In June 1921, Lord Furness was engaged to Julie Thompson (née Julie Francis Eleanor Phillips, died 15 April 1967), an American socialite and former wife of stockbroker George Lee Thompson, she had previously turned down offers of marriage by other nobles including Grand Duke Nicholas of Russia and his cousin Grand Duke Alexander Michaelovitch.[5] The engagement was broken off.


Lord Furness died on 6 October 1940, aged 56, he was succeeded by his younger and only surviving son, Tony, as second viscount.


  1. ^ Obituary in The Times, Lord Furness - Shipbuilder And Owner Of Steelworks, October 9, 1940, p.7
  2. ^ Spence, Lyndsy (February 11, 2019). "The Grit in the Pearl: The Scandalous Life of Margaret, Duchess of Argyll". History Press – via Google Books.
  3. ^ Campbell, Lady Colin (April 24, 2012). "The Queen Mother: The Untold Story of Elizabeth Bowes Lyon, Who Became Queen Elizabeth The Queen Mother". St. Martin's Press – via Google Books.
  4. ^ a b c d "Who's Who: Anyone who is, or was their own words". Oxford University Press – via Oxford University Press.
  5. ^ a b "Philadelphia Beauty Won By Peer As Brother Spurns Dukedom", Philadelphia Inquirer, 14 June 1921
  6. ^ "POSSIBILITIES OF THE SCHEME". 28 November 1929 - The Scotsman Midlothian, Scotland.
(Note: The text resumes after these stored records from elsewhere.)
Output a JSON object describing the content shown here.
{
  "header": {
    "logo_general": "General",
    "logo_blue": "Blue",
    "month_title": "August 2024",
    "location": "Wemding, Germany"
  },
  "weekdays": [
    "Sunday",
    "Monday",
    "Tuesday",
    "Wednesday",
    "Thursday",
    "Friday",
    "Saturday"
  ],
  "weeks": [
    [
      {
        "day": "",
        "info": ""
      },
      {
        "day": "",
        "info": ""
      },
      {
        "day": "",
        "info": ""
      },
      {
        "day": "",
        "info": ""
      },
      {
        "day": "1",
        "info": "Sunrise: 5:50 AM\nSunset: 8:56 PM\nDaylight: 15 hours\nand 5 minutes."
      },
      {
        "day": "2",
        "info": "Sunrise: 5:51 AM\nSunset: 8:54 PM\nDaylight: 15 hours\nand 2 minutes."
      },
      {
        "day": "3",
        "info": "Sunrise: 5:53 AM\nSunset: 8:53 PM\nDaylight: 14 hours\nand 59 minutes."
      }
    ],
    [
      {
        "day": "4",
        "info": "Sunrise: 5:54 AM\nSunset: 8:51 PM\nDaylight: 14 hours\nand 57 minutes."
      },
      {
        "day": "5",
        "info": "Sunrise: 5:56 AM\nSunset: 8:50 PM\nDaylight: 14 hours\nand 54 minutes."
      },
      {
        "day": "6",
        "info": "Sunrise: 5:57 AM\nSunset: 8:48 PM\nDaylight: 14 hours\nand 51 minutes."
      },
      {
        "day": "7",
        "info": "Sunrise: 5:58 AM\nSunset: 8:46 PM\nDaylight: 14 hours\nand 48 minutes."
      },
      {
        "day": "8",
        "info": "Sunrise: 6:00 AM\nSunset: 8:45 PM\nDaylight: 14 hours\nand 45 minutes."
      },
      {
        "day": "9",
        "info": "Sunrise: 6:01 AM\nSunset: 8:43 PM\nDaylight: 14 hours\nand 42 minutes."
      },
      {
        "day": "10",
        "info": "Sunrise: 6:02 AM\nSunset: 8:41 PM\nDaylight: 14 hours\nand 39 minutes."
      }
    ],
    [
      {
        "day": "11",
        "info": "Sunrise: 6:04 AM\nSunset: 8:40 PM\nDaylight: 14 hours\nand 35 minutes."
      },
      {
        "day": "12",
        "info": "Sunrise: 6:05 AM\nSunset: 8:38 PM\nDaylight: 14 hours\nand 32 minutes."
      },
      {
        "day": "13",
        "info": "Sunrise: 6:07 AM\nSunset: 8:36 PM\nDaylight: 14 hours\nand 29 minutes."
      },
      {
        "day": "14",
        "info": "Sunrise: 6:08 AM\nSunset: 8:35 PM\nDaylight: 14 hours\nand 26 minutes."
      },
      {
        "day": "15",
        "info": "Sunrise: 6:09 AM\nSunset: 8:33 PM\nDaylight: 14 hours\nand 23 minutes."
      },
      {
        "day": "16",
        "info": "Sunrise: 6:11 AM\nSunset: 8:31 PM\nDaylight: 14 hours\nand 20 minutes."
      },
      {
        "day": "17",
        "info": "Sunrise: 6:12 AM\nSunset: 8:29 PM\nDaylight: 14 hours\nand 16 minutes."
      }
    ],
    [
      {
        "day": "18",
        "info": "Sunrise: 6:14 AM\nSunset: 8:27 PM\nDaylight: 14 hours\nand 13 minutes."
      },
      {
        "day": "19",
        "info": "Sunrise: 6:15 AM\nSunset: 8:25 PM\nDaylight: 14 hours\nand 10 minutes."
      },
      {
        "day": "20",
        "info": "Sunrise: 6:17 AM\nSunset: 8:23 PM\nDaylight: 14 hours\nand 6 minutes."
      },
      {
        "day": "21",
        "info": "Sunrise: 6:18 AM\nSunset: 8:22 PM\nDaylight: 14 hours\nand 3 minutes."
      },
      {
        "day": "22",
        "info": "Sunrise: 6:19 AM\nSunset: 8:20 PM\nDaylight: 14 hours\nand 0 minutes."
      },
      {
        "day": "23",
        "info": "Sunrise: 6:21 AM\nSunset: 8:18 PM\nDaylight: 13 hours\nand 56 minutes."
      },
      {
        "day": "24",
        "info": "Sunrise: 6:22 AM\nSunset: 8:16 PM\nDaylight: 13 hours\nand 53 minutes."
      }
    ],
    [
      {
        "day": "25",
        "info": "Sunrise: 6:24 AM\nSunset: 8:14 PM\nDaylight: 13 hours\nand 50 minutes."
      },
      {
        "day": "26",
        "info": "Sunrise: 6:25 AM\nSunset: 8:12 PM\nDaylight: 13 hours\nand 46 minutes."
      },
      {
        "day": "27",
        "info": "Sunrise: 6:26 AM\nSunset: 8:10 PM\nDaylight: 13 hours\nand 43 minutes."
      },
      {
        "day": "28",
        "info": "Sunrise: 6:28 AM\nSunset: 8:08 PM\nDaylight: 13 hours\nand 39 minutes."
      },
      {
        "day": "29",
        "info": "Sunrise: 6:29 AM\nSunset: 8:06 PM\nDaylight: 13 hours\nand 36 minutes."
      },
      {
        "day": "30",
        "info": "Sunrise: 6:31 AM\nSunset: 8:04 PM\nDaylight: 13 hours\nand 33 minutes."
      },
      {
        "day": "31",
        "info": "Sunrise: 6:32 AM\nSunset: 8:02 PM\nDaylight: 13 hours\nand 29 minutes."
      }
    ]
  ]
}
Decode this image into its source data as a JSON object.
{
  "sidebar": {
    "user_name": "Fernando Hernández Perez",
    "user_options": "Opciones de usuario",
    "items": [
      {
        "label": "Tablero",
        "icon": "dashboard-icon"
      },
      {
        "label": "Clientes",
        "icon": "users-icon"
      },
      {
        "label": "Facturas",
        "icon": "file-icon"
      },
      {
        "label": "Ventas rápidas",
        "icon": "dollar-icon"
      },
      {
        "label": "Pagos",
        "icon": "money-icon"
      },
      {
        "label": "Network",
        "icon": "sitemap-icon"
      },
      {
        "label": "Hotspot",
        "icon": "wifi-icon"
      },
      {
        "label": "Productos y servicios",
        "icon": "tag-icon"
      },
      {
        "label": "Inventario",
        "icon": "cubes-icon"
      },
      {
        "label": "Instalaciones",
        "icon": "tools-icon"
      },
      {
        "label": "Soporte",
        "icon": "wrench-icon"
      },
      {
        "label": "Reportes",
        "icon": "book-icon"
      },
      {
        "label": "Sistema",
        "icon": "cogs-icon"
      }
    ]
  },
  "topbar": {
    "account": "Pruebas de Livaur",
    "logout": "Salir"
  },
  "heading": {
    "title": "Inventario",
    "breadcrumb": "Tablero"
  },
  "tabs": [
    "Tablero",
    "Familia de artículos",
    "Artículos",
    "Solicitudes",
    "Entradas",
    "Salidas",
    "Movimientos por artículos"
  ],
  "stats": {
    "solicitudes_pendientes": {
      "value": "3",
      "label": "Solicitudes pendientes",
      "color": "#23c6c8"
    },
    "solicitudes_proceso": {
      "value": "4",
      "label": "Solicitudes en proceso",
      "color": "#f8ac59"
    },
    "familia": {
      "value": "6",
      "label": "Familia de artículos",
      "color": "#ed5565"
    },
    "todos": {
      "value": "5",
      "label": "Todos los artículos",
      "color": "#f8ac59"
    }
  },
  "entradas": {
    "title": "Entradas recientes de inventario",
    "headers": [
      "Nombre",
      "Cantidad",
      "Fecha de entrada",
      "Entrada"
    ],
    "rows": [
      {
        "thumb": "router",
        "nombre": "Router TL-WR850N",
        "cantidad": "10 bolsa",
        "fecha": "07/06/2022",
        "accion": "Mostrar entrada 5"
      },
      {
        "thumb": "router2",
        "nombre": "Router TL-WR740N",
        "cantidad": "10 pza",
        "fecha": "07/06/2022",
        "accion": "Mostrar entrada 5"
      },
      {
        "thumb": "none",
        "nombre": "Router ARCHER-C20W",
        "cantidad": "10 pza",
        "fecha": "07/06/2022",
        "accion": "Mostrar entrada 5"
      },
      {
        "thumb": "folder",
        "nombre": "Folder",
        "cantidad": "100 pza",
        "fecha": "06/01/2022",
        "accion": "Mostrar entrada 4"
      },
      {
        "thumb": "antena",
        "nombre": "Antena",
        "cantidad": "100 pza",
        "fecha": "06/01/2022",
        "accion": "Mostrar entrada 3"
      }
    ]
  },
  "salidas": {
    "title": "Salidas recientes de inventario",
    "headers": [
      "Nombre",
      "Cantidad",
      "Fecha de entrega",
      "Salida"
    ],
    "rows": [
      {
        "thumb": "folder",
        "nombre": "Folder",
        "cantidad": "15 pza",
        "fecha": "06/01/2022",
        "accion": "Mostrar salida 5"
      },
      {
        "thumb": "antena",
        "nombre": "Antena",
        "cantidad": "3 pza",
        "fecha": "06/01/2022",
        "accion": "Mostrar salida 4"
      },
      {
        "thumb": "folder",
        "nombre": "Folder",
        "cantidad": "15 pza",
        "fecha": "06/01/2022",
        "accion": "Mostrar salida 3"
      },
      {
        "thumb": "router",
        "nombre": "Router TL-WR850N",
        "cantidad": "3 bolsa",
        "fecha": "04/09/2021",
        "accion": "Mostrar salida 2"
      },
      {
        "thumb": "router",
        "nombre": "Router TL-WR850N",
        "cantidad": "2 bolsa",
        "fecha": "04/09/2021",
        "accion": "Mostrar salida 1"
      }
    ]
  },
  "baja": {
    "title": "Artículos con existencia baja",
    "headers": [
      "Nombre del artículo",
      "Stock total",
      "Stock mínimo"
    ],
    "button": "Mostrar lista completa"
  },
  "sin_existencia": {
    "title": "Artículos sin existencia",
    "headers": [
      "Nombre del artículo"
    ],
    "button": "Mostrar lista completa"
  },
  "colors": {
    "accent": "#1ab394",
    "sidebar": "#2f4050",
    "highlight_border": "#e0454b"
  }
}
Retrieved 18 November 2018. The first group consisted of landowners (lairds) - Lord Furness, in connection with Affric Forest and Glen Affric Lodge; Captain G . B . Portman, and Mr Wm . Wills .... The second consisted of Local Authorities.....
  7. ^ "Article". The Sphere London, England - 27 August 1932. Retrieved 4 August 2017. Far the best stalking is in the Western Highlands though Strathconon is a notable exception. Glen Affric, which Lord Furness has sub-let for the last two years, is another very fine deer forest.
  8. ^ Philadelphia Inquirer, Feb 1921, full page on why she was buried at sea
  9. ^ Goldsmith, Barbara, ed. (1982), Little Gloria...Happy at Last, Dell, ISBN 0-440-15120-1, retrieved 13 August 2010
  10. ^ Fawkes, Richard (12 May 1995). "Obituary:Viscount Furness". London: The Independent.
Peerage of the United Kingdom
New creation Viscount Furness
Succeeded by
William Furness
Preceded by
Christopher Furness
Baron Furness